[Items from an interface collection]
::::
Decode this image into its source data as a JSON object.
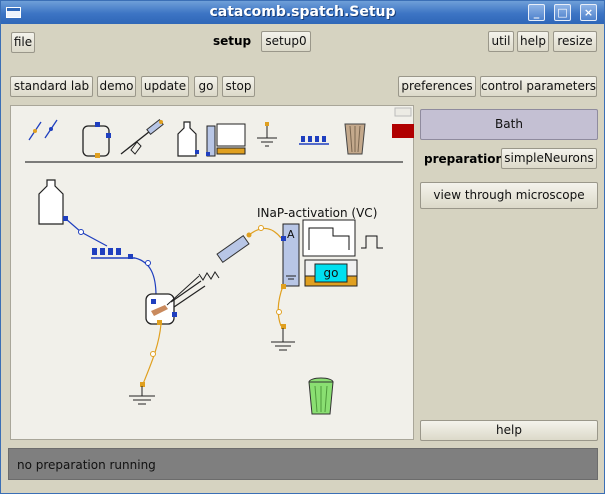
{
  "window": {
    "title": "catacomb.spatch.Setup"
  },
  "toolbar_row1": {
    "file": "file",
    "setup_label": "setup",
    "setup_select": "setup0",
    "util": "util",
    "help": "help",
    "resize": "resize"
  },
  "toolbar_row2": {
    "standard_lab": "standard lab",
    "demo": "demo",
    "update": "update",
    "go": "go",
    "stop": "stop",
    "preferences": "preferences",
    "control_parameters": "control parameters"
  },
  "canvas": {
    "experiment_label": "INaP-activation (VC)",
    "go_label": "go"
  },
  "right_panel": {
    "bath": "Bath",
    "preparation_label": "preparation",
    "preparation_value": "simpleNeurons",
    "view_microscope": "view through microscope",
    "help": "help"
  },
  "status": {
    "text": "no preparation running"
  },
  "colors": {
    "titlebar": "#3c74c4",
    "window_bg": "#d6d3c1",
    "bath_button": "#c4c0d3",
    "wire_blue": "#1f3fbf",
    "wire_orange": "#e0a020",
    "go_cyan": "#00e0f0",
    "indicator_red": "#b00000",
    "status_bg": "#7f7f7f"
  }
}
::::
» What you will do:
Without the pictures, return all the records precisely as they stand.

» Response to the task:
Decode this image into its source data as a JSON object.
{
  "window": {
    "title": "catacomb.spatch.Setup"
  },
  "toolbar_row1": {
    "file": "file",
    "setup_label": "setup",
    "setup_select": "setup0",
    "util": "util",
    "help": "help",
    "resize": "resize"
  },
  "toolbar_row2": {
    "standard_lab": "standard lab",
    "demo": "demo",
    "update": "update",
    "go": "go",
    "stop": "stop",
    "preferences": "preferences",
    "control_parameters": "control parameters"
  },
  "canvas": {
    "experiment_label": "INaP-activation (VC)",
    "go_label": "go"
  },
  "right_panel": {
    "bath": "Bath",
    "preparation_label": "preparation",
    "preparation_value": "simpleNeurons",
    "view_microscope": "view through microscope",
    "help": "help"
  },
  "status": {
    "text": "no preparation running"
  },
  "colors": {
    "titlebar": "#3c74c4",
    "window_bg": "#d6d3c1",
    "bath_button": "#c4c0d3",
    "wire_blue": "#1f3fbf",
    "wire_orange": "#e0a020",
    "go_cyan": "#00e0f0",
    "indicator_red": "#b00000",
    "status_bg": "#7f7f7f"
  }
}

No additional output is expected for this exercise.